Normalization typically involves decomposing an unnormalized table into two or more tables that, were they to be combined (joined), would convey exactly the same information as the original table.
A table-like structure of rows and columns, where the rows store data about an entity and the columns store data about the attributes of that entity. Each column has a unique name, and all values in a column are for the same attribute. The cells in the table can only hold a single value. The order of the rows doesn’t matter, and neither does the order of the columns. The data in each row as a whole must be unique.
A relationship between attributes in a relation where the value (or values) of one (or more) attributes determines the value (or values) of another attribute (or set of attributes). For example, the functional dependency A B expresses the fact that if we know a value of A we will always know the corresponding value of B.
The attribute or set of attributes that functionally determine the value of another attribute or set of attributes. The “left-hand side” of a functional dependency. For example, in the functional dependency A B, A is the determinant.
An attribute or set of attributes that uniquely determines the values of all the other attributes for a row in a relation.
A key that contains two or more attributes.
The candidate key selected to be the “official” key of a relationship.
A column of artificial data added to a relation to serve as the primary key.
The attribute (or set of attributes) that is a primary key in one table that is then placed in a second table to form a relationship to the first table by storing linking values. The term foreign key refers to the attribute or set of attributes in the second table.
|Referential integrity constraint|
A value constraint of a foreign key that states that no value can be placed in the foreign key unless it already exists as a primary key value in the linked table.

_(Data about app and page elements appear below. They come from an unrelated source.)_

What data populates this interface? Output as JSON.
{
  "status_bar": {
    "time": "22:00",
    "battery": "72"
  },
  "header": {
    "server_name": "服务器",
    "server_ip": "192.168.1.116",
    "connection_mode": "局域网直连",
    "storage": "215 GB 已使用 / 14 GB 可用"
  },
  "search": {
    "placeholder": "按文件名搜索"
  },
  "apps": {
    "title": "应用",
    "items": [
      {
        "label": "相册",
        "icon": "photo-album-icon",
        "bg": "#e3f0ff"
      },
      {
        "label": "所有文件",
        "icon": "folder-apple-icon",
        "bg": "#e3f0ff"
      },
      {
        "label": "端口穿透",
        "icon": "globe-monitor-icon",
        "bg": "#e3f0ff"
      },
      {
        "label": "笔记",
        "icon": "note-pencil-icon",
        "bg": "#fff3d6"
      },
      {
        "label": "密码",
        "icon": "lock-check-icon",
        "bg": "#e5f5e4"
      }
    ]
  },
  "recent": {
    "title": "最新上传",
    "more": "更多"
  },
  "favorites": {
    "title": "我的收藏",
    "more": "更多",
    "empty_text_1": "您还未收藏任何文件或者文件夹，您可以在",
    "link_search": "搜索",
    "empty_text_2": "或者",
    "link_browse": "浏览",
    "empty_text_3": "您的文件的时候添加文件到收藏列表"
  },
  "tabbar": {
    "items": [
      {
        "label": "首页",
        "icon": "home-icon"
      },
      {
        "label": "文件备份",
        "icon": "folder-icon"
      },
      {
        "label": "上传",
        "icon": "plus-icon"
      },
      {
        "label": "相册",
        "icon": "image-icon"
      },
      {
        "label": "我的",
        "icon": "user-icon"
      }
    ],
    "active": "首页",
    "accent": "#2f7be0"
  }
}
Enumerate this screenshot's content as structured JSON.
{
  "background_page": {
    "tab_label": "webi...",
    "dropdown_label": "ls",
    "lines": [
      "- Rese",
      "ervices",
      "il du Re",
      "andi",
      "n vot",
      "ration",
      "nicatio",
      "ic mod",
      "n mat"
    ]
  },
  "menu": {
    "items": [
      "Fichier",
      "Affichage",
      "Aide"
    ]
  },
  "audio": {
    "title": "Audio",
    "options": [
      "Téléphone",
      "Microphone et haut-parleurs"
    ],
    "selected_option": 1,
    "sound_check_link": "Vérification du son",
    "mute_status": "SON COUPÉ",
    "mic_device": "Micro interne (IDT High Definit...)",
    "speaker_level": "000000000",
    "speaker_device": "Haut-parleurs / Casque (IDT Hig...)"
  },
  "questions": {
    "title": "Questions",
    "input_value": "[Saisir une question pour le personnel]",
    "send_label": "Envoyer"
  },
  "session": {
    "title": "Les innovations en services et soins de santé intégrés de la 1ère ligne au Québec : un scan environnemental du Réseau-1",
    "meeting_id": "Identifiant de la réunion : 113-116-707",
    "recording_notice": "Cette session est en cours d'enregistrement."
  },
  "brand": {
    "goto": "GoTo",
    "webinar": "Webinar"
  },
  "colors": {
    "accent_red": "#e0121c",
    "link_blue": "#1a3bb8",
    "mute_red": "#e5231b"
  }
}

One category in a set of categories (“normal forms”) used to describe relations according to the type of anomalies that can occur in the relations.
An anomaly that occurs in a relation when a determinant is matched to a set of values rather than a single value. For example, the multivalued dependency Person Sibling means that a person may have more than one sibling. This is not a problem if the multivalued dependency exists in a separate table, but can cause a problem if the multivalued dependency exists within a table with other attributes.
For a table to be a relation:
- The rows must contain data about an entity
- The columns must contain data about the attributes of the entity instances
- All entries in a column must be the same data type
- Each column must have a unique name
- Each cell in the table must hold only a single value
- The order of the columns must be unimportant
- The order of the rows must be unimportant
- The data in each row must be unique – no two rows may contain identical data